Official At Freedom Fund Banquet Says Racial Considerations Would Be Factor For How Much Help Afforded - NEW YORK (CBS)
Last Tuesday, the NAACP passed a resolution condemning racism in the Tea Party movement. The organization's delegates called on Tea Party leaders to "repudiate those in their ranks who use racist language in their signs and speeches."
Tea Party members and supporters saw the resolution as a condemnation of the group itself, which calls for fiscal responsibility, restrictions on governmental power, and backs political candidates who claim the same.
The NAACP's action caught the attention of Andrew Breitbart of BigGovernment.com, who said the controversy was "absolutely manufactured for political gain," in a summer "in which the economy is the number one issue affecting blacks and whites in this country.
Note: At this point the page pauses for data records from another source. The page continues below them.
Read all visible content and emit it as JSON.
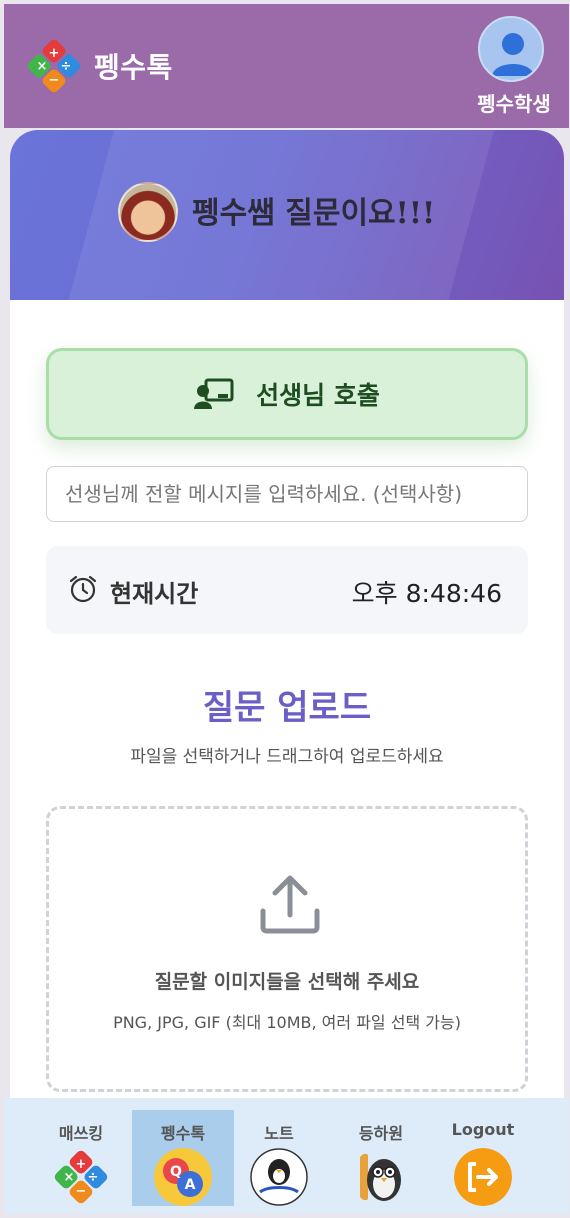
{
  "header": {
    "brand": "펭수톡",
    "user_name": "펭수학생",
    "logo_icon": "math-operators-logo-icon",
    "avatar_icon": "user-avatar-icon"
  },
  "hero": {
    "title": "펭수쌤 질문이요!!!"
  },
  "call_button": {
    "label": "선생님 호출",
    "icon": "teacher-board-icon"
  },
  "message_input": {
    "placeholder": "선생님께 전할 메시지를 입력하세요. (선택사항)",
    "value": ""
  },
  "clock": {
    "label": "현재시간",
    "value": "오후 8:48:46",
    "icon": "alarm-clock-icon"
  },
  "upload": {
    "title": "질문 업로드",
    "subtitle": "파일을 선택하거나 드래그하여 업로드하세요",
    "drop_title": "질문할 이미지들을 선택해 주세요",
    "drop_hint": "PNG, JPG, GIF (최대 10MB, 여러 파일 선택 가능)",
    "icon": "upload-icon"
  },
  "nav": {
    "items": [
      {
        "label": "매쓰킹",
        "icon": "math-operators-icon",
        "active": false
      },
      {
        "label": "펭수톡",
        "icon": "qa-bubble-icon",
        "active": true
      },
      {
        "label": "노트",
        "icon": "penguin-note-icon",
        "active": false
      },
      {
        "label": "등하원",
        "icon": "owl-teacher-icon",
        "active": false
      },
      {
        "label": "Logout",
        "icon": "logout-icon",
        "active": false
      }
    ]
  },
  "colors": {
    "appbar": "#9a6aa9",
    "hero_start": "#6a74d9",
    "hero_end": "#7752b2",
    "accent_title": "#6a5fc7",
    "call_bg": "#d8f1d8",
    "nav_bg": "#deecfa",
    "nav_active": "#a9cdea",
    "logout_orange": "#f59c12"
  }
}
This country can ill afford the schism of race to be exploited the way [he is] based upon the false premise of the Tea Party being racist."
He also claimed to possess recorded evidence of racism from the NAACP.
On Monday, Breitbart posted a video of a speech by Shirley Sherrod, USDA Rural Development Georgia State Director, delivered at the NAACP's 20th Annual Freedom Fund Banquet.
The video shows Sherrod speaking of racial considerations being a factor for how much help she would give.
"The first time I was faced with having to help a white farmer save his farm, he took a long time talking but he was trying to show me he was superior to me. I know what he was doing, but he had come to me for help. What he didn't know while he was taking all that time trying to show me he was superior to me was, I was trying to decide just how much help I was going to give him," Sherrod said.
"I was struggling with the fact that so many black people had lost their farmland, and here I was faced with having to help a white person save their land. So I didn't give him the full force of what I could do. I did enough," Sherrod said. "So that when he, I assumed the Department of Agriculture had sent him to me, either that or the Georgia Department of Agriculture, and he needed to go back and report that I did try to help him."
In the video, Sherrod also spoke of referring the white farmer to a white lawyer, thinking the latter would be more sympathetic because of race. "So I took him to a white lawyer that had attended some of training that we had provided because Chapter 12 bankruptcy had just been enacted for the family farm. So I figured if I take him to one of them, that his own kind would take care of him."
The NAACP had no immediate response Monday afternoon.